There were several mentions this morning at the Legislature’s campaign finance and ethics working group meeting about the very low grades Idaho earns in national comparisons for its campaign finance and ethics laws – including its D-minus in the Center for Public Integrity’s State Integrity Investigation that examined all states’ laws and practices in 2015. Rep. John VanderWoude, R-Nampa, noted that Idaho’s low grades often stem from its complete lack of any requirement for personal financial disclosure by legislators or other elected or appointed officials. “That’s one of the reasons we get dinged,” he said, and he asked Secretary of State Lawerence Denney, who had been describing campaign finance reforms he favors, whether the state ought to do that, too.
“That’s not really in my ballpark,” Denney said with a smile. But he added, “Certainly there are reasons for financial disclosure. There are reasons that a lot of people don’t like financial disclosure. ... Some of the things I’ve seen are very benign, and if they would help you to get that grade from a D-minus to a D-plus,” he said, it might be worth it.

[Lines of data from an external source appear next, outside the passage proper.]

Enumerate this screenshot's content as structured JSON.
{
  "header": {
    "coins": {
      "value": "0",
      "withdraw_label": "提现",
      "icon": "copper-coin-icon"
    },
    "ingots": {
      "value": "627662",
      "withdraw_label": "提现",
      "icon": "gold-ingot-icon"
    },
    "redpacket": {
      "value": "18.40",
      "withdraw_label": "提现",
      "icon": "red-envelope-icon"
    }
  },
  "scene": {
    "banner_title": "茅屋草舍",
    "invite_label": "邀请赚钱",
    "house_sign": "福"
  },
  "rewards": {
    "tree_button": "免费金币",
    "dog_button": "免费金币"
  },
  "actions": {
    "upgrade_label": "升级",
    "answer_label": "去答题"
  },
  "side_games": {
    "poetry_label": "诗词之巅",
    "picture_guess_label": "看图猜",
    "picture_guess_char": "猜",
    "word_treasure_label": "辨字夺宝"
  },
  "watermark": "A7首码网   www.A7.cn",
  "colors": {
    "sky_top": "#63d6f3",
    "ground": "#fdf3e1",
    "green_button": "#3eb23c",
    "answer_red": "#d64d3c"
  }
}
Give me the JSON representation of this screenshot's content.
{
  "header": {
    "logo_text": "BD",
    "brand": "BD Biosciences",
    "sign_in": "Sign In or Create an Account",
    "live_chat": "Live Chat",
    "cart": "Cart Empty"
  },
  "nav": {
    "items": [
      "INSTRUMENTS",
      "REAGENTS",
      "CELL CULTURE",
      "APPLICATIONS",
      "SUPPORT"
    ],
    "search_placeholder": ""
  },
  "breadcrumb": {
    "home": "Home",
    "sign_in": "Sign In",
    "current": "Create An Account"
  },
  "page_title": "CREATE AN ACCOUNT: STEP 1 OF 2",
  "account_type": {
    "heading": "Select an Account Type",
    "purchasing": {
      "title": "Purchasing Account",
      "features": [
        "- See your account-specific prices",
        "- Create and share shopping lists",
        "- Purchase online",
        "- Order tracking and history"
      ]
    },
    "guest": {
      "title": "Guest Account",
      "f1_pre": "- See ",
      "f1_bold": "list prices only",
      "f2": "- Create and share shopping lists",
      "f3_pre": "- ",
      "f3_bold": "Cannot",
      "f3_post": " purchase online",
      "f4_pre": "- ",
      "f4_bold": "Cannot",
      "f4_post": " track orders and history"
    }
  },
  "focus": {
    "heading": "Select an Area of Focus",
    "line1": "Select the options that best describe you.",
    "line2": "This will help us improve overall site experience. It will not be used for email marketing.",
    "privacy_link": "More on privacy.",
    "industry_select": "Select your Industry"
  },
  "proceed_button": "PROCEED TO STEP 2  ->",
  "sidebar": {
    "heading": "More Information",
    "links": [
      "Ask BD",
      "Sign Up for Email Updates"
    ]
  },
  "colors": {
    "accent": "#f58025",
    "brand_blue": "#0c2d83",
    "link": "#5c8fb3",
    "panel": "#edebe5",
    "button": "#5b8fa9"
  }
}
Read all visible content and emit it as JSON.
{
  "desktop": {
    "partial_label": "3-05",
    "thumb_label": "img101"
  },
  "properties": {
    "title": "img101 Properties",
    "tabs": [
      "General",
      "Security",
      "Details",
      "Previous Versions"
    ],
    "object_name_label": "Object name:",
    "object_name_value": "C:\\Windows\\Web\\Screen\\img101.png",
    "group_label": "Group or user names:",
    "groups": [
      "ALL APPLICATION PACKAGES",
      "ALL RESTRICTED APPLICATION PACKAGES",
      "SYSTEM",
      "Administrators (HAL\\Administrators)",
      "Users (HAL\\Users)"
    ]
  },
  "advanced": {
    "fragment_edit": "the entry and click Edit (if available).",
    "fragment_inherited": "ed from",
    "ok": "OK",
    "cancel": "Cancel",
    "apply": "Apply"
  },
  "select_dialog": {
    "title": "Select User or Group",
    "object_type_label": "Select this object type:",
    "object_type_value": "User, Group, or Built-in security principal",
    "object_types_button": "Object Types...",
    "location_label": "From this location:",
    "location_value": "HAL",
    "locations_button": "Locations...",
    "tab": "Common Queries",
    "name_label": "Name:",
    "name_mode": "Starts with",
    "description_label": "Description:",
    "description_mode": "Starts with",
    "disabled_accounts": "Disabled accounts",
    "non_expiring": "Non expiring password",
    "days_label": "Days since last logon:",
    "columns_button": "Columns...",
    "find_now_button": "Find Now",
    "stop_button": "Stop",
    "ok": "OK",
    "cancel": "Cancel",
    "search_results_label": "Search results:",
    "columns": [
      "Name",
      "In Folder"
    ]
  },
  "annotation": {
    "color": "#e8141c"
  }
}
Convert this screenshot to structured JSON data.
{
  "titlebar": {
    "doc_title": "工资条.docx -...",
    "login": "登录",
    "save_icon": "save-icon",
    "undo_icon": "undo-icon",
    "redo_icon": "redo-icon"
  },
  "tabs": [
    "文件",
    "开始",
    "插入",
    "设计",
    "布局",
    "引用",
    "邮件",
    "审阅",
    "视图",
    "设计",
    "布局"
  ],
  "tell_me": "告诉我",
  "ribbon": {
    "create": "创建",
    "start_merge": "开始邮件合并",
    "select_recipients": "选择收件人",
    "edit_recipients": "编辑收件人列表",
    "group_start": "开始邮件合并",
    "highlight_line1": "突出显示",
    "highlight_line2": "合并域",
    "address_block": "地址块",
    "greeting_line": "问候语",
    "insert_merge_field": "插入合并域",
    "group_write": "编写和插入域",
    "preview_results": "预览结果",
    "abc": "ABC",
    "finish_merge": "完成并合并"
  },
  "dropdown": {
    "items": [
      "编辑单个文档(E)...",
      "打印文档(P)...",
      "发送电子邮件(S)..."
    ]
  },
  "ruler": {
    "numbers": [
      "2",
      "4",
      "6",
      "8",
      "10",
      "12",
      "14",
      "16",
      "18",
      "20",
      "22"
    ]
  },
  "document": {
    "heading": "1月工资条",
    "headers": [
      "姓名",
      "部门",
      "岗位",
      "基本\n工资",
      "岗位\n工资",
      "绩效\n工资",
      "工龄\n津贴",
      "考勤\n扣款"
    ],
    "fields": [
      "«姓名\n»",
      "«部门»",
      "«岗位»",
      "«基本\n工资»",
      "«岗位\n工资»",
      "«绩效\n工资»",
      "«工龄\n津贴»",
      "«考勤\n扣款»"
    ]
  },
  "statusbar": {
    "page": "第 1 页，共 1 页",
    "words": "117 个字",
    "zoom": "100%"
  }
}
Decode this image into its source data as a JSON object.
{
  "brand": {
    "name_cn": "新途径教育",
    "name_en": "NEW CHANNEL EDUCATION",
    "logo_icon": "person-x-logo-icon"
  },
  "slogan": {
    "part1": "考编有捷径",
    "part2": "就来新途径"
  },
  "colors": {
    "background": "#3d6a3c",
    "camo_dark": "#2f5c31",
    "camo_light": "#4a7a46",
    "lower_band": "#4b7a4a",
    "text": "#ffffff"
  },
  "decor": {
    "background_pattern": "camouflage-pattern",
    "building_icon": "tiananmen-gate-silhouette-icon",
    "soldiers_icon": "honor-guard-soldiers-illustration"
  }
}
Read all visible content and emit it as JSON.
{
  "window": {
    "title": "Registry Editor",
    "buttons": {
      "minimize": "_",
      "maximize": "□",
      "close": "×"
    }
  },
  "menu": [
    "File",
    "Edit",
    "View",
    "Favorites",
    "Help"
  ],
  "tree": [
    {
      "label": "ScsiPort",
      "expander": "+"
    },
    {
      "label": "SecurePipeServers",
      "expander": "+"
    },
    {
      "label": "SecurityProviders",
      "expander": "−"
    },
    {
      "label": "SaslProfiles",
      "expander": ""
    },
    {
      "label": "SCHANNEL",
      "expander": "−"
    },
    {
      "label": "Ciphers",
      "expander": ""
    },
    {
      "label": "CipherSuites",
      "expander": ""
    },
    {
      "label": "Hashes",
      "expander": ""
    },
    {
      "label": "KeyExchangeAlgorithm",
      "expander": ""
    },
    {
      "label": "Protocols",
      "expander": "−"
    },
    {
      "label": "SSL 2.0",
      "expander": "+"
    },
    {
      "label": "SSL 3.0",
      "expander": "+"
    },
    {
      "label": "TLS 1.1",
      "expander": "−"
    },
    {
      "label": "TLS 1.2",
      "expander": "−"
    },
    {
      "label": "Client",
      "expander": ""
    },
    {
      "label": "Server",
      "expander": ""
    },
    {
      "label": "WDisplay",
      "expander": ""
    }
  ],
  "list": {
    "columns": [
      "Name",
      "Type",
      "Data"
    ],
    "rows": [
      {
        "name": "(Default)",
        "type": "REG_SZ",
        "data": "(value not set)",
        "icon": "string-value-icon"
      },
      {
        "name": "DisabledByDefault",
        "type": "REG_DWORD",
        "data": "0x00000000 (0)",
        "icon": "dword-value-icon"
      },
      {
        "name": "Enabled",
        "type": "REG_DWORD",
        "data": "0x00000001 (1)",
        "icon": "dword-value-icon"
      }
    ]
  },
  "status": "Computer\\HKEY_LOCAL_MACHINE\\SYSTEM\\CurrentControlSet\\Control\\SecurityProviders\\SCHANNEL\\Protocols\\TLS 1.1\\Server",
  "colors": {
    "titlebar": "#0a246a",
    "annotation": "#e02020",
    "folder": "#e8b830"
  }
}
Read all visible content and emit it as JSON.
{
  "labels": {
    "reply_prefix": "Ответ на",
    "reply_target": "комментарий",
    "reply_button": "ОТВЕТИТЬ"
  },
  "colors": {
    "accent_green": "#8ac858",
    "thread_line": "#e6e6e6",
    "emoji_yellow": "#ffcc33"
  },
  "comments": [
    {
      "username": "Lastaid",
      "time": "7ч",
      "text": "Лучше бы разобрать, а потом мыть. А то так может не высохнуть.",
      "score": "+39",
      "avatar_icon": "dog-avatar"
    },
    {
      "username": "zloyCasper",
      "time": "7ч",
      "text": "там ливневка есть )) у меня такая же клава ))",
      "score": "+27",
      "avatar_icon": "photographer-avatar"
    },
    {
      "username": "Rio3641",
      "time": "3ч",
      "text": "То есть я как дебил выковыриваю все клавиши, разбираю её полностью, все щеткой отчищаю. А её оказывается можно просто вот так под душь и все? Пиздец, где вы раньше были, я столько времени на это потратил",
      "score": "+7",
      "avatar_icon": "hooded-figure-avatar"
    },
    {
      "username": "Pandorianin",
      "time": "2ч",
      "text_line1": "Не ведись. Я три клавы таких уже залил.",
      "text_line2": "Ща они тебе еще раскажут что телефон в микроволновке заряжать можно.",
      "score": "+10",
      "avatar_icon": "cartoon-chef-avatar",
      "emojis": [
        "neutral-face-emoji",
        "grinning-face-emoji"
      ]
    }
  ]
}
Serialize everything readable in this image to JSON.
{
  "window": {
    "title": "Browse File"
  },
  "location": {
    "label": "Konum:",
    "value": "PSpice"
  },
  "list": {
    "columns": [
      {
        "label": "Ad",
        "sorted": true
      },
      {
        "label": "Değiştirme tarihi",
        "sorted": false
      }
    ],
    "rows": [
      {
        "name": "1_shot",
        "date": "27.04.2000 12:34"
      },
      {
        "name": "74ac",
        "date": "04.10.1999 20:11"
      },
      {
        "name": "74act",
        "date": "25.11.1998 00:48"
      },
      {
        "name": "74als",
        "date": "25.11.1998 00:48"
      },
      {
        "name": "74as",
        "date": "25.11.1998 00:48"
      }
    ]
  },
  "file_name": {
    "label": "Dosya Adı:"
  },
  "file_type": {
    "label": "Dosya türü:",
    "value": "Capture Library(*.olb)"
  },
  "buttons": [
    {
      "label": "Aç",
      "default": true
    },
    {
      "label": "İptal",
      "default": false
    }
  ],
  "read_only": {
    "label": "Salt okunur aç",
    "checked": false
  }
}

The Idaho Senate unanimously passed a financial disclosure law in 2009, but it died without being assigned to a committee for a hearing in the House – when Denney, then speaker of the House, chose not to assign it.
Rep. Fred Wood, R-Burley, told VanderWoude that financial disclosure is a "whole different issue" from the campaign finance issues the committee had been discussing, and said the panel must consider its "scope." But the charge for the committee specifically includes considering financial disclosure and revolving door requirements along with campaign finance reforms. Asked later, during a break, about the issue, Wood said he's open to the panel considering the issue, and personally doesn't oppose financial disclosure requirements.
Idaho is one of just three states with no financial disclosure requirements for state legislators – or any elected or appointed state official.